Portsmouth Coroner’s Court heard Ms Jones was a long term alcohol and drug user - with her a regular user of heroin and other substances including crack cocaine which ultimately contributed to her demise.

Forensic pathologist Dr Russell Delaney said her long term addictions led to her suffering with hepatitis C and liver cirrhosis which brought on pneumonia.

‘Ms Jones had scars on both groins and on her back right knee there were multiple puncture marks consistent with injecting,’ he told the inquest.

He also revealed there were no signs of a struggle before her death.

He said: ‘There were no injuries to suggest an assault or that she was restrained and she had no internal injuries. There were signs of pneumonia which provides an explanation for her sudden death.’

The inquest heard how Ms Jones, who had asthma, had been taking heroin on the evening of April 21 which led to her struggling with her breathing after initially appearing fine.

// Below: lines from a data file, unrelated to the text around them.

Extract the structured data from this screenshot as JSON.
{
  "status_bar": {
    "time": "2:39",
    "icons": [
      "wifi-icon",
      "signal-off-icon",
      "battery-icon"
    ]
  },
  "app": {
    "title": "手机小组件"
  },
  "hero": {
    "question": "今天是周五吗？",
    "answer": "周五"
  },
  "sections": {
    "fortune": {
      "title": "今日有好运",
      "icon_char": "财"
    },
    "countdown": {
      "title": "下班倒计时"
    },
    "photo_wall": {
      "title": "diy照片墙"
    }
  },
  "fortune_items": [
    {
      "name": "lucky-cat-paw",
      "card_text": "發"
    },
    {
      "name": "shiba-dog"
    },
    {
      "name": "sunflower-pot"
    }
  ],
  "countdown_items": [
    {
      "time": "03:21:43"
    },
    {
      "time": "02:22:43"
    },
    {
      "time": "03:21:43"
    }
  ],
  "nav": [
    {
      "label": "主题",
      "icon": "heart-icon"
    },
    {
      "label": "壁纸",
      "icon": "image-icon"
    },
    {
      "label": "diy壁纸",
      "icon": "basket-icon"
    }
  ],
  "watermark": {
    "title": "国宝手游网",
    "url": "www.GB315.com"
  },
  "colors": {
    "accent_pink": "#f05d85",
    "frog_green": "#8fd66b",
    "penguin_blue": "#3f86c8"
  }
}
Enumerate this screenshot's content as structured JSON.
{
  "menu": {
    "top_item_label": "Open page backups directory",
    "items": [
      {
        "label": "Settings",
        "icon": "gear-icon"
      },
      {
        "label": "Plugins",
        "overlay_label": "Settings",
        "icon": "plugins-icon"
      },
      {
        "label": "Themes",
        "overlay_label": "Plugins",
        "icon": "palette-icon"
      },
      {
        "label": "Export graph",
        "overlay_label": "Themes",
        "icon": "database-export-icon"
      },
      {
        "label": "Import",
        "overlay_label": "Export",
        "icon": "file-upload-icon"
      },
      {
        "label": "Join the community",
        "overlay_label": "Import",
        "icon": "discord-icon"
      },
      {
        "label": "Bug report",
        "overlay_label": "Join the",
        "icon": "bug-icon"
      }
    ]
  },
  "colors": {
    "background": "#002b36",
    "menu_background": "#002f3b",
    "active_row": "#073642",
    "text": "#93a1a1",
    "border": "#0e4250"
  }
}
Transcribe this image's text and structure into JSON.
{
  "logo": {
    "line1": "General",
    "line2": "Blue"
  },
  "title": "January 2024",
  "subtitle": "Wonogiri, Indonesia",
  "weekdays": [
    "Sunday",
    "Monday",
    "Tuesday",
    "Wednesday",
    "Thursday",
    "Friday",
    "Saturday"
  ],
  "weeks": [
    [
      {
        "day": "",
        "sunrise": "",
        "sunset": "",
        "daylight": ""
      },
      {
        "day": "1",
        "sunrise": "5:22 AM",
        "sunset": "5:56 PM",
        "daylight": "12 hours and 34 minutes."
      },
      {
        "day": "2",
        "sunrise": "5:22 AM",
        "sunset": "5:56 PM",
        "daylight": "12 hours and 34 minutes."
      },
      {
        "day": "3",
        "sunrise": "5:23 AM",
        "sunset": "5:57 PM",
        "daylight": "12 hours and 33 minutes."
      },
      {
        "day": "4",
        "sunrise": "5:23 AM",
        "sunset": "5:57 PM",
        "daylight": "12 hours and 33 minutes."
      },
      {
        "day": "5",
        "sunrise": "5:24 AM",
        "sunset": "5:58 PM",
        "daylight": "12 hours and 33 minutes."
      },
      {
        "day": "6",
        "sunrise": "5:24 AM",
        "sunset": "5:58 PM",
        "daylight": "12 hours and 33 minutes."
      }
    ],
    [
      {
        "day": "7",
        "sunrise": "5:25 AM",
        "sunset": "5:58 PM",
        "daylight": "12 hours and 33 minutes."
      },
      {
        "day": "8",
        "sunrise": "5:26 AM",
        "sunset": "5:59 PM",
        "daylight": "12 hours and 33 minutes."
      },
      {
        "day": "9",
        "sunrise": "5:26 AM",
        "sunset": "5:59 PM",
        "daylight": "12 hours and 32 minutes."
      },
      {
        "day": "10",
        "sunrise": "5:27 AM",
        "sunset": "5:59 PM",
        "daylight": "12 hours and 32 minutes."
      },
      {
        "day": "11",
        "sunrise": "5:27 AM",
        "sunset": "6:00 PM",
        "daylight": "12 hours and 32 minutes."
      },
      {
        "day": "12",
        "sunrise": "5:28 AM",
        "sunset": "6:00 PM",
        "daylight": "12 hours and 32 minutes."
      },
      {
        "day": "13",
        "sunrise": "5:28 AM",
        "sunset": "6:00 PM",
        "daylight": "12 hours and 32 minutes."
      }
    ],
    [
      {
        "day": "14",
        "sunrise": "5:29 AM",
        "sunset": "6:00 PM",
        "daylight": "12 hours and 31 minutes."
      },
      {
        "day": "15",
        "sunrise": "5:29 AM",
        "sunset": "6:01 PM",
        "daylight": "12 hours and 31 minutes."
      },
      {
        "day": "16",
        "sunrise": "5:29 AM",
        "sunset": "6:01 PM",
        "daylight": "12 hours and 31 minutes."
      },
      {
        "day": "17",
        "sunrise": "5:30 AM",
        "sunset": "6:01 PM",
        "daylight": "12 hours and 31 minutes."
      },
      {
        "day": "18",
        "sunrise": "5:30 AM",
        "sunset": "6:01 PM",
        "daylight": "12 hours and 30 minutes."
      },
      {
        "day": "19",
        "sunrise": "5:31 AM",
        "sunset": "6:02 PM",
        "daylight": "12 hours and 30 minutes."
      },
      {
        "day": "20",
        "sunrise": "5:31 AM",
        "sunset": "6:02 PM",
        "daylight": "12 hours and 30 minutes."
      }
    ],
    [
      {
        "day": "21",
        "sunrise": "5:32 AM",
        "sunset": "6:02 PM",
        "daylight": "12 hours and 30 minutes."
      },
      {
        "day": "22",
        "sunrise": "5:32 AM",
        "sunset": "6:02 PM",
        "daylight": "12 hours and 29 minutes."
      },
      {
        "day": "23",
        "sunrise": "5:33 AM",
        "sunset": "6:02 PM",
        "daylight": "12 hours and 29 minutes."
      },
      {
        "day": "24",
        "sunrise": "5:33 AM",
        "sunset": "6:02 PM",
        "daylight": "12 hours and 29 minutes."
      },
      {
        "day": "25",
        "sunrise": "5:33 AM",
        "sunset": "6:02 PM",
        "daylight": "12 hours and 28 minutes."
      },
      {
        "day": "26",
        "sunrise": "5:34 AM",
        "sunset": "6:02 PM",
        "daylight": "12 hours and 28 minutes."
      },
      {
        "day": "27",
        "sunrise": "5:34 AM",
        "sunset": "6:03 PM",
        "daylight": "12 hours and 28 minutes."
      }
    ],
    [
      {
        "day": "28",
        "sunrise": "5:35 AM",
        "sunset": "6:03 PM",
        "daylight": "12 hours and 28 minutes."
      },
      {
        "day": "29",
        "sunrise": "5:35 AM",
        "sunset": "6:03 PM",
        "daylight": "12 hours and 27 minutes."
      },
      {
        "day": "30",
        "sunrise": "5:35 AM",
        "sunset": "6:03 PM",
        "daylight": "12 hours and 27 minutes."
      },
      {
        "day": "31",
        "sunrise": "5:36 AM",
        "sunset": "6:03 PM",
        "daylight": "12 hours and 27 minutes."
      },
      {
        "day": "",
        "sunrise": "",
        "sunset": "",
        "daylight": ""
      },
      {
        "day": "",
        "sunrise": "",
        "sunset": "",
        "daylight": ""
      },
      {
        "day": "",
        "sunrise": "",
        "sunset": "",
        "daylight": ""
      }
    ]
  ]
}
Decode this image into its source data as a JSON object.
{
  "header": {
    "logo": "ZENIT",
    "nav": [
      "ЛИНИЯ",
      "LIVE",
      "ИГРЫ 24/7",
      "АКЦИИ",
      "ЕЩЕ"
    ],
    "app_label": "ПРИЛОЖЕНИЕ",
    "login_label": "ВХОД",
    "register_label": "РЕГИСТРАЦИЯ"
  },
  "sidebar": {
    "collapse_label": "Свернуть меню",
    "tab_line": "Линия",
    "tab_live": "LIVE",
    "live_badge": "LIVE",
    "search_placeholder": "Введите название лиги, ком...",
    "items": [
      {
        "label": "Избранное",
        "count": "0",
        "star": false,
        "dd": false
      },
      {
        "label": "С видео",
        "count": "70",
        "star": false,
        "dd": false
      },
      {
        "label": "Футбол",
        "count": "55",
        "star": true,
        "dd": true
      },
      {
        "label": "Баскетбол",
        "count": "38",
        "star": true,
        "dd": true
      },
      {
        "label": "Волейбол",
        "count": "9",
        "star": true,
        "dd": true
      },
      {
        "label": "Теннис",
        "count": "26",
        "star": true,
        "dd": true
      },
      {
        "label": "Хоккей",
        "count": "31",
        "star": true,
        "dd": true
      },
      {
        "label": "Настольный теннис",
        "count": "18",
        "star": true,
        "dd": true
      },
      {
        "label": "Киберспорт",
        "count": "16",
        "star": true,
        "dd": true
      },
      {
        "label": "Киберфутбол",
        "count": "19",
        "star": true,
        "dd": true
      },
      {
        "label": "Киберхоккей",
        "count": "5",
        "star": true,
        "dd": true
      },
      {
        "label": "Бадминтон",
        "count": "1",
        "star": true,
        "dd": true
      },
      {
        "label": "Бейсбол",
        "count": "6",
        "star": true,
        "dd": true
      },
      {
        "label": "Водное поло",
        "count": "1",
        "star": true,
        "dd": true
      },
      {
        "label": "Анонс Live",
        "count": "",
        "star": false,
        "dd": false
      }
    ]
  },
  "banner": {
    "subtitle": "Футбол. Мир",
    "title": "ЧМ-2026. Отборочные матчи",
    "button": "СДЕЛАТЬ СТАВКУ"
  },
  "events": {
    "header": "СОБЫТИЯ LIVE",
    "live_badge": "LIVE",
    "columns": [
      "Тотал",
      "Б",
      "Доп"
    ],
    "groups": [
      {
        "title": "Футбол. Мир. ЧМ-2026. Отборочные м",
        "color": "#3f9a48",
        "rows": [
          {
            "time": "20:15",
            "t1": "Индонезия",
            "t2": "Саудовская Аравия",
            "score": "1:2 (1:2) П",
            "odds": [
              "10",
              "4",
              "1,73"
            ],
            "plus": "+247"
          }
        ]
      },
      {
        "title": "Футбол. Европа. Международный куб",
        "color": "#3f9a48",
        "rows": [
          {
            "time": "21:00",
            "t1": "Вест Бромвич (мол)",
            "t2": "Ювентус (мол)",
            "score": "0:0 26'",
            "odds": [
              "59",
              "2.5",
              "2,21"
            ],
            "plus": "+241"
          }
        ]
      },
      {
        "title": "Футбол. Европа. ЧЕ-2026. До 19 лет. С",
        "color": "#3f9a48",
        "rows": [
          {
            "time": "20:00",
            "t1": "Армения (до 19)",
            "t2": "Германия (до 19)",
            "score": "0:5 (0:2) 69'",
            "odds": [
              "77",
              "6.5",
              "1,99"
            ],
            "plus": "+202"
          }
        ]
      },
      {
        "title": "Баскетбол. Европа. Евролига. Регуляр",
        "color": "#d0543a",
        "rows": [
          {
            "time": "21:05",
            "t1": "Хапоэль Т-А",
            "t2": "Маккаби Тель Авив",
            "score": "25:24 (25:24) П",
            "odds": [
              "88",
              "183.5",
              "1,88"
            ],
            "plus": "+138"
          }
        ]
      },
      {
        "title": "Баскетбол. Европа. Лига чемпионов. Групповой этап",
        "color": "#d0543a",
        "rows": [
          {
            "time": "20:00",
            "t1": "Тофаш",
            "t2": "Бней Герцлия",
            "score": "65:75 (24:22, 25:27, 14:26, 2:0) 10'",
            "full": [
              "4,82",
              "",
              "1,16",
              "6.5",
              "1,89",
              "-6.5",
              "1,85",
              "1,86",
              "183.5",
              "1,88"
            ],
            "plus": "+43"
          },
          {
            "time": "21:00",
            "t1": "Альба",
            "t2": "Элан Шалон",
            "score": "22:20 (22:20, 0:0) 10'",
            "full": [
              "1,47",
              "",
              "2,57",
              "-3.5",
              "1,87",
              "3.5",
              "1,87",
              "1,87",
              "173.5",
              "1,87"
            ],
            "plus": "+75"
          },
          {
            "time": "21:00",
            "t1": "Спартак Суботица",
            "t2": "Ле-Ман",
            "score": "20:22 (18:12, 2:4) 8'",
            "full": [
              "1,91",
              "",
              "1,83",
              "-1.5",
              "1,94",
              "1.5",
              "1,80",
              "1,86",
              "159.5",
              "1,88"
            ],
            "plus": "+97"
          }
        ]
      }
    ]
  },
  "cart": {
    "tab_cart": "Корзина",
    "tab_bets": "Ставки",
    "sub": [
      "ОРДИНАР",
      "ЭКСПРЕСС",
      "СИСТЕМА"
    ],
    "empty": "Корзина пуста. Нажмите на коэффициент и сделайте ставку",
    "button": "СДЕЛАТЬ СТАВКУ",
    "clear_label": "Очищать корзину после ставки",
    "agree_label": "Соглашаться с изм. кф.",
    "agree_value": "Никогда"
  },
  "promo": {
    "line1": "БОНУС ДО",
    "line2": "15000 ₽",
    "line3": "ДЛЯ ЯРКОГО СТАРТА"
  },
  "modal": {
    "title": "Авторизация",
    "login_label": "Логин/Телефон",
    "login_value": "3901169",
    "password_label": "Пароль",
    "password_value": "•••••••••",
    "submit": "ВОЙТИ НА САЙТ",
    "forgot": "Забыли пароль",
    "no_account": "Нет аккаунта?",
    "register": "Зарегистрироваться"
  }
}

She had been with friends Lisa Plested and Jay Dugan before they went home.

Describing the moment when he first thought something was wrong, Mr Davies said: ‘Donna fell asleep like normal that night. I heard her get up in the middle of the night - I think to smoke some more heroin. She called out she was “alright”.

‘The next day when I went to check on her after her friend Lisa came over she was struggling to breathe. I went over to her and she squeezed my hand and said “I love you”, before her eyes dilated and she stopped breathing.

‘I went into a massive panic and got her on the floor and started doing CPR and called the ambulance. When they turned up I told them to “save her”. I was really upset.’

Despite paramedics best attempts she was pronounced dead at 9pm.

Det Con Peter Eamer told the inquest police launched an investigation into manslaughter and drugs supplied to Ms Jones before concluding there was insufficient evidence.

Coroner David Horsley concluded Ms Jones died of long term use of drugs and alcohol.

He said: ‘Donna had a long history of taking drugs and alcohol and was clearly addicted.

‘This long term addiction, as well as her drug taking the night before, led to her death.’